As consumers increase the number of books they buy online, book store chains are turning more to the Internet to hone their growth strategies and competition is heating up between Google and Amazon.com over e-book sales.
Consumers like cozying up with a good book and, increasingly, they like to buy them online. The result could lead to consolidation of the biggest bookseller chains and has sparked competition between Google Inc. and Amazon.com Inc. for shoppers’ e-book business.
Selling books online—both physical and electronic—is becoming the biggest sales growth area for big retailers Barnes & Noble Inc. and Borders Group Inc. Both report significant year-to-date web sales from books and related products and faltering store sales.
For example, through the first six months of the 2011 fiscal year, Barnes & Noble reported web sales of $321.4 million, up by about 44.5% from $222.5 million in the prior-year period. Total retail sales were $1.90 billion, down by 5% from $2.0 billion last year. That means the web represented 16.9% of sales for the first half of 2011, compared with 11.1% in the prior year period.
At Borders, for the first nine months of 2010, Borders.com sales were $43.3 million, a 24% increase from $34.9 million year over year. Total sales were $1.51 billion, down by about 15.2% from $1.78 billion in 2009. Comparable-store sales declined by 10.2%. The web accounted for 2.9% of sales through the first nine months of 2010, compared with 2% in the prior year period.
Borders attributes web sales growth to improvements made in its November site redesign, including customer reviews and product recommendations and content personalized to shoppers’ interests.
Barnes & Noble is banking on web sales and its new Nookcolor e-reader for growth.
The book business looks bright enough for Borders that a group of shareholders offered in early December to finance the purchase of Barnes & Noble, bringing about the merger of the two largest bookstore chains. The offer, described in a filing with the U.S. Securities and Exchange Commission, was for $912 million. Barnes & Noble announced in August that it was exploring strategic options, including a possible sale. The company declined to comment on the Borders offer.
Meanwhile, two of the biggest names on the Internet are stepping up their efforts to sell e-books. In the first week of December, Google took a swing at Amazon.com’s Kindle store with the opening of the eBookstore, which sells e-books that are accessible from just about any web-enabled computer or mobile phone.
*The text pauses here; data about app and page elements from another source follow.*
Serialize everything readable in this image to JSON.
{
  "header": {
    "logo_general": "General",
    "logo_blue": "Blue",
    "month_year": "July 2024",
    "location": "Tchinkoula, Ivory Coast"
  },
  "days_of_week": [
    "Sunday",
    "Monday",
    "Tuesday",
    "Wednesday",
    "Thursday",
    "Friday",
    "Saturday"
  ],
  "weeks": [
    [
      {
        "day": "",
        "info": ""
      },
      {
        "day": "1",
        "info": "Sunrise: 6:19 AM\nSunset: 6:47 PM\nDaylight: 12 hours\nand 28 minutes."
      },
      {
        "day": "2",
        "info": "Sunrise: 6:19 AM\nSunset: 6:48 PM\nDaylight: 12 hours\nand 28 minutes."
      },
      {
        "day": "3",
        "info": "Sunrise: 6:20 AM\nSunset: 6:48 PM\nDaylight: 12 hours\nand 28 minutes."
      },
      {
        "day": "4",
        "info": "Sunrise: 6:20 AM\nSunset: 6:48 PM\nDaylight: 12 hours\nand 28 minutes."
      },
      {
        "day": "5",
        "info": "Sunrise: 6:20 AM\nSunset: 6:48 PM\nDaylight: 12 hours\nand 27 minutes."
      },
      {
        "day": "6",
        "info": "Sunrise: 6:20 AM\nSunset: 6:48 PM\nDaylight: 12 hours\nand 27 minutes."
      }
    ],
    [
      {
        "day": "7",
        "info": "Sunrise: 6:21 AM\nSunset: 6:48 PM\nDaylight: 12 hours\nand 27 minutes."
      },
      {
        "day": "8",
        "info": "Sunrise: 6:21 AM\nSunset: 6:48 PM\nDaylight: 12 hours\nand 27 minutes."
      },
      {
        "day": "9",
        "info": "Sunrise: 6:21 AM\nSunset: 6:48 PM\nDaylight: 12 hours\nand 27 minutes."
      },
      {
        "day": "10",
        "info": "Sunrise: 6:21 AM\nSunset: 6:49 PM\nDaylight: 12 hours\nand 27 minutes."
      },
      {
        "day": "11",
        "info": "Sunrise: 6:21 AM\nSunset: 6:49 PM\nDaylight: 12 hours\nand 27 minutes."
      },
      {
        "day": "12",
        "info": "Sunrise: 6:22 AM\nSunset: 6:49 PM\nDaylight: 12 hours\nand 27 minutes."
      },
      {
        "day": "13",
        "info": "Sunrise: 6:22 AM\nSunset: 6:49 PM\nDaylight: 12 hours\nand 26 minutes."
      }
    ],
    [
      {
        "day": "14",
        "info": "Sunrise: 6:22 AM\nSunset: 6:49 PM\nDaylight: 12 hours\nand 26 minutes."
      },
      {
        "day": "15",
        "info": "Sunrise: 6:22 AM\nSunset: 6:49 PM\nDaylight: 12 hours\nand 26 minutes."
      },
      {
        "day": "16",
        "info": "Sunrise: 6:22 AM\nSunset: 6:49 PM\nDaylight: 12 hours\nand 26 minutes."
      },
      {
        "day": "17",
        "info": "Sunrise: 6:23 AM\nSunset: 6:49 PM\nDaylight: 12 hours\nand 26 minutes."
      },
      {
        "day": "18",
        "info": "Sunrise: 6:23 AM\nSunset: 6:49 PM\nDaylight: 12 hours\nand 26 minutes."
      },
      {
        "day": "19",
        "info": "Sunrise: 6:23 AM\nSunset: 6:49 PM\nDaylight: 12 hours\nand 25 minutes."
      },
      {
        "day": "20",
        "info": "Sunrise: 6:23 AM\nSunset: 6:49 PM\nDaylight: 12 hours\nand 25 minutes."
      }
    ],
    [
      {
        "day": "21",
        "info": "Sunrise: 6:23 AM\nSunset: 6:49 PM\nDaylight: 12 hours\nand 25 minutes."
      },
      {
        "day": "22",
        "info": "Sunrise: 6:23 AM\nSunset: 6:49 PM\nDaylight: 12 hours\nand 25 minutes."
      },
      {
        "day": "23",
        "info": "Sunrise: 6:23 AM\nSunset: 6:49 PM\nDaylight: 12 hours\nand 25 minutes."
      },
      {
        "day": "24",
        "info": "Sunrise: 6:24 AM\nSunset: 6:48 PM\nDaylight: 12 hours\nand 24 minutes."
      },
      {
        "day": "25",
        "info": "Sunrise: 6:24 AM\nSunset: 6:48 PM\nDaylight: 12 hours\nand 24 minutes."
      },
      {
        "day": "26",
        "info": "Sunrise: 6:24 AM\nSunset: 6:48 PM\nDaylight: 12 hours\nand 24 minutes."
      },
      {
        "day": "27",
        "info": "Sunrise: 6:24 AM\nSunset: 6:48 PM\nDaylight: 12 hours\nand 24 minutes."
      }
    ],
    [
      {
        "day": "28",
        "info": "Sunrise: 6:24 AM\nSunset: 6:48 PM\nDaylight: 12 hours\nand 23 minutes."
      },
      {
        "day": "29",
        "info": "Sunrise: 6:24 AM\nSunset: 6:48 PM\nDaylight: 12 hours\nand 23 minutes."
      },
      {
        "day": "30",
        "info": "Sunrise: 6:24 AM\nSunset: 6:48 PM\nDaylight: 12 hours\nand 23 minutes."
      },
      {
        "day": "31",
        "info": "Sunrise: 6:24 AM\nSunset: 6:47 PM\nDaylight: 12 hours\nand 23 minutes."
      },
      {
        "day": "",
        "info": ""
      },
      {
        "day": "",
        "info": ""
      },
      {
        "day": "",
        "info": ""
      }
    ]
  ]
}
The next day, Amazon counter-punched by expanding Kindle for the Web to enable anyone with access to a web browser to buy and read full Kindle books without requiring a download or installation of a Kindle reader application. The offering previously allowed consumers to read for free first chapters of Kindle books through web browsers.